Drag newcomer Raunché, known to her fellow students as UM student Brandon Martin, shocks the crowd with an energetic performance of Doja Cat's top hits. Photo credit: Jenny Abreu

As always, one of most highly-anticipated moments of the night was seeing well-deserving kings and queens grab their crowns through an overflow of emotion. The show’s winning performers were the prideful Latina queen Rosa, conveniently sharing a name with the TikTok star used in the performance, and king Jack Frost, who stunned the crowd with his confidence and sexiness.

Student performer Raunché, known on campus as Brandon Martin, opened up about how liberating taking part in DragOut was.

“My favorite part of being on stage at Drag Out was having all of my friends and colleagues watch me perform because, although I wasn’t nervous, you know sometimes nerves can arise,” Martin said. “After seeing everyone cheering me on, I was very happy to be on stage participating. Also, it took me out of my comfort zone. I was able to showcase my routine and all of Miss Doja Cat’s bangers!”

Martin also opened up about what drag performance and DragOut as a whole means for the community and what it felt like for UM to be so open in hosting this event.

“It means a community is coming together to support marginalized individuals. Everyone coming out and supporting it just shows how much diversity and support we have on our campus that you probably won’t find on other campuses in other parts of the United States. UM is pretty great, and the people here are pretty awesome to be actively participating in a drag show and actually knowing what’s going on.”

Gainseville drag queen Aurora Whorealis takes the DragOut stage for her first time, garnering tons of claps, screams and donations from spectators.

Gainseville drag queen Aurora Whorealis takes the DragOut stage for her first time, garnering tons of claps, screams and donations from spectators. Photo credit: Jenny Abreu

UM students, alum and faculty in attendance were blown away by the talent present on campus and in the community. UM first-year law student Dre Joseph spoke about the rush of acceptance that DragOut gave him and campus as a whole.
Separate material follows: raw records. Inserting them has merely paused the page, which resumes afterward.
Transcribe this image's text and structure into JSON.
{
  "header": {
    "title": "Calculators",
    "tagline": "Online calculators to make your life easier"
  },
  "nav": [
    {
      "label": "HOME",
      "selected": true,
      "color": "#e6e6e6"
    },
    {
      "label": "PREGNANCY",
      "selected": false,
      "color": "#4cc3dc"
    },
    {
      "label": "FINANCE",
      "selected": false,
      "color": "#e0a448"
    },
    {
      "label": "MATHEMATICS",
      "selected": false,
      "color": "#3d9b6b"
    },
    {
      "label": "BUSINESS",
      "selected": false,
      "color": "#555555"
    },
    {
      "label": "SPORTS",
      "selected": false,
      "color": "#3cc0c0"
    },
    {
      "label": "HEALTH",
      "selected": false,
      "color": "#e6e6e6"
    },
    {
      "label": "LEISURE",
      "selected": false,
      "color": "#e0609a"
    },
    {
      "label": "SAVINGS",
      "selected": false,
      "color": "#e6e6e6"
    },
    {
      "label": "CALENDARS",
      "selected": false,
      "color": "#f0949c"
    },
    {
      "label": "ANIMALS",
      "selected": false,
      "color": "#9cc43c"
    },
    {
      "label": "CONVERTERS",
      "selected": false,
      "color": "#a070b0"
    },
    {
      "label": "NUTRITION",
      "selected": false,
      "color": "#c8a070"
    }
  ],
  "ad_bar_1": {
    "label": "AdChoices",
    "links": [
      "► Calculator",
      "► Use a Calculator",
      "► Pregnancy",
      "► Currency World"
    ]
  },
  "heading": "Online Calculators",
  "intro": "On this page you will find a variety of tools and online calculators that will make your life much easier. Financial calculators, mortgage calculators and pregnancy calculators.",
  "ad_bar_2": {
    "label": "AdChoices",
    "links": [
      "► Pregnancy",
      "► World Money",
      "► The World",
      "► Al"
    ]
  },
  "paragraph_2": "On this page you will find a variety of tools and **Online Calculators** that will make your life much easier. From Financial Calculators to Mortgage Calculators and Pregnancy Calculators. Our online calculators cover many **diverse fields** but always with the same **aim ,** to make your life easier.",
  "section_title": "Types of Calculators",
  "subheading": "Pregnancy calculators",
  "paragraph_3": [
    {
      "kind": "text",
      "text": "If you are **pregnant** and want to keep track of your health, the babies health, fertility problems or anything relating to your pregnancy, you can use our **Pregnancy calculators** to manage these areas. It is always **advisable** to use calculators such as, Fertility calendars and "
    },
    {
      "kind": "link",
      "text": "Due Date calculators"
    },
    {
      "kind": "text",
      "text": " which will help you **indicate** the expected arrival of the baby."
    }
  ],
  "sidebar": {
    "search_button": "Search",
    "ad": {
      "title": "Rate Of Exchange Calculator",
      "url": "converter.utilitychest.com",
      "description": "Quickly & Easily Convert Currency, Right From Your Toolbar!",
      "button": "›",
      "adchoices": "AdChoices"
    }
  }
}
“I was shocked yet so happy about how open and inclusive the event was with the full support of the school,” he explained. “One of my favorite performers was definitely Aurora Whorealis. Something about her energy was so great. Also, Raunché, the queen with the super fun Doja Cat performance. She was really good for a novice, and just a great performer in general.”

From the many gorgeous outfits to the uplifting energy of the crowd, DragOut was a night full of excitement and surprises. Attendees and performers alike left the Shalala Center feeling body-confident and empowered and with a full camera roll of videos to remember the celebratory night.

March 4, 2020

Reporters

Jarrod Houseknecht


Around the Web

As the novel coronavirus continues to force people inside, movie theaters across the globe have clos ...

Richard Myers, a senior lecturer in the Miller School of Medicine, offers tips and best practices on ...

Offered this fall, the Master of Science in Data Science will tailor its curriculum for multiple fie ...

In the wake of measures instituted to stop the spread of the pandemic across the globe, emission lev ...

A University of Miami cybersecurity lecturer provides a few tips to ensure a positive and safe compu ...

TMH Twitter
About Us

The Miami Hurricane is the student newspaper of the University of Miami in Coral Gables, Florida. The newspaper is edited and produced by undergraduate students at UM and is published in print every Tuesday.